  • Rytary is available in a 1:4 ratio of carbidopa to levodopa but as four strengths Rytary 23.75/95, Rytary 36.25/145, Rytary 48.75/195, and Rytary 61.25/245mg. Studies have shown that peripheral dopa decarboxylase is saturated by carbidopa at approximately 70 to 100 mg a day. People who receive less than this amount are more at risk of side effects such as nausea and vomiting.
  • Following oral administration of Rytary, the maximum concentration of carbidopa in the blood occurs in approximately 3 hours, and levodopa, in one hour. Plasma concentrations of levodopa are maintained for about four to five hours before declining.
  • After 30 weeks of treatment with Rytary, a change in baseline UPDRS (Unified Parkinson's Disease Rating Scale) score of 11.7 was reported for the 36.25/145 capsules taken three times daily, 12.9 for the 61.25/245 capsules taken three times daily, and 21.4 for the 97.5/390 capsules taken three times daily.

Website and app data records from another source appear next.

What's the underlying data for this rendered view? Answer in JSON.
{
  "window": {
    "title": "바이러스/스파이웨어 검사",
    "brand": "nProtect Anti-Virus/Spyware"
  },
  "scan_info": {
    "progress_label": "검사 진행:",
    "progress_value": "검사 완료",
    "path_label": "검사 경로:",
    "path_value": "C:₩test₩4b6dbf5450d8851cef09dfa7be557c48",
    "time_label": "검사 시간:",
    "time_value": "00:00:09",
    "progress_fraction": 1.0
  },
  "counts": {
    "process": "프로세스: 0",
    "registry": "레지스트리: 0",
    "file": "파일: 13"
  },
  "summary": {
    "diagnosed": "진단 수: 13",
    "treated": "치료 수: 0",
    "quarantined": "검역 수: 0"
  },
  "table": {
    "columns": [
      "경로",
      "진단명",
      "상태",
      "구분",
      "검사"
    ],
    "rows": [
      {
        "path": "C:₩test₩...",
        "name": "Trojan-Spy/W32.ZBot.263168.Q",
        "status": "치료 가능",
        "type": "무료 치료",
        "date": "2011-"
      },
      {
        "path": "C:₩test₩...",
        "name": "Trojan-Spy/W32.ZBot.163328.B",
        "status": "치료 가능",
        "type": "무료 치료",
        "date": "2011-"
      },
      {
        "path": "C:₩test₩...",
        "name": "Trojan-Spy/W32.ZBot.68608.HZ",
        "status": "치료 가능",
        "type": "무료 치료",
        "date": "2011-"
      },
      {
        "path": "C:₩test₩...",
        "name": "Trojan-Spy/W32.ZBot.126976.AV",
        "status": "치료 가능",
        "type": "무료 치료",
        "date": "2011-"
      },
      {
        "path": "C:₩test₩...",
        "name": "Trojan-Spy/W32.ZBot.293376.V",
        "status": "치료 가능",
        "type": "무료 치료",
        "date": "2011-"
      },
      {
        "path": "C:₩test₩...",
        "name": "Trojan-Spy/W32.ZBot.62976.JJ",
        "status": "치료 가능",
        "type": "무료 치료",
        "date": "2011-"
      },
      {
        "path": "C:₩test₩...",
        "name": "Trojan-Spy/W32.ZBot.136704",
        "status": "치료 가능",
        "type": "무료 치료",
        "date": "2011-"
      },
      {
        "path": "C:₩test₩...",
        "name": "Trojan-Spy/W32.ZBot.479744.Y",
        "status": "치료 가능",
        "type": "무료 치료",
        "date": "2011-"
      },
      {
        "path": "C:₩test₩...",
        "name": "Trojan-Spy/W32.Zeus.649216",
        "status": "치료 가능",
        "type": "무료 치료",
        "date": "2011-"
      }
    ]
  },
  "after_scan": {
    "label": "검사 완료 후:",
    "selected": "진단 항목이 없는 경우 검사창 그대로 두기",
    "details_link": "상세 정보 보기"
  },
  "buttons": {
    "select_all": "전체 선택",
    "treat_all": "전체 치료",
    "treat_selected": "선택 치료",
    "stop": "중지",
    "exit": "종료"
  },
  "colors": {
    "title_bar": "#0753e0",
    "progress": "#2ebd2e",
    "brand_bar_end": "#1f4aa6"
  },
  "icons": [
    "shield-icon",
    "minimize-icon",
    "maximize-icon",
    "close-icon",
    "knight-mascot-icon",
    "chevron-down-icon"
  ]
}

7. Interactions

Medicines that interact with Rytary may either decrease its effect, affect how long it works, increase side effects, or have less of an effect when taken with Rytary. An interaction between two medications does not always mean that you must stop taking one of the medications; however, sometimes it does. Speak to your doctor about how drug interactions should be managed.

Common medications that may interact with Rytary include:

  • 5-hydroxytryptophan
  • amisulpride
  • antidepressants, such as tricyclic antidepressants (eg, amitriptyline) or monoamine oxidase inhibitors (eg, isocarboxazid, phenelzine, and tranylcypromine)
  • any medication that lowers blood pressure, such as beta-blockers (eg, atenolol or sotalol), ACE inhibitors (such as captopril or enalapril), or diuretics (such as bendrofluazide or furosemide
  • any medication that may cause drowsiness, such as benzodiazepines (eg, diazepam, lorazepam), first-generation antihistamines (such as doxylamine or promethazine), or opioids (such as codeine, morphine)
  • cholesterol-lowering agents such as atorvastatin or simvastatin
  • dopamine D2 receptor antagonists such as butyrophenones, phenothiazines, or thioxanthenes and atypical antipsychotics (eg, olanzapine, quetiapine, risperidone, ziprasidone)
  • dopamine-depleting agents, such as reserpine or tetrabenazine
  • iron salts or multivitamins that contain iron (can form chelates with Rytary and reduce its absorption)
  • metoclopramide (has dopamine antagonistic properties)
  • selegiline
  • sodium oxybate
  • vincristine.

Avoid drinking alcohol or taking illegal or recreational drugs while taking Rytary.

Rytary may be given to people receiving supplemental pyridoxine (vitamin B6) because carbidopa inhibits the pyridoxine-increased decarboxylation of levodopa.

Note that this list is not all-inclusive and includes only common medications that may interact with Rytary. You should refer to the prescribing information for Rytary for a complete list of interactions.


Further information

Remember, keep this and all other medicines out of the reach of children, never share your medicines with others, and use Rytary only for the indication prescribed.

Always consult your healthcare provider to ensure the information displayed on this page applies to your personal circumstances.

Copyright 1996-2023 Revision date: April 2, 2023.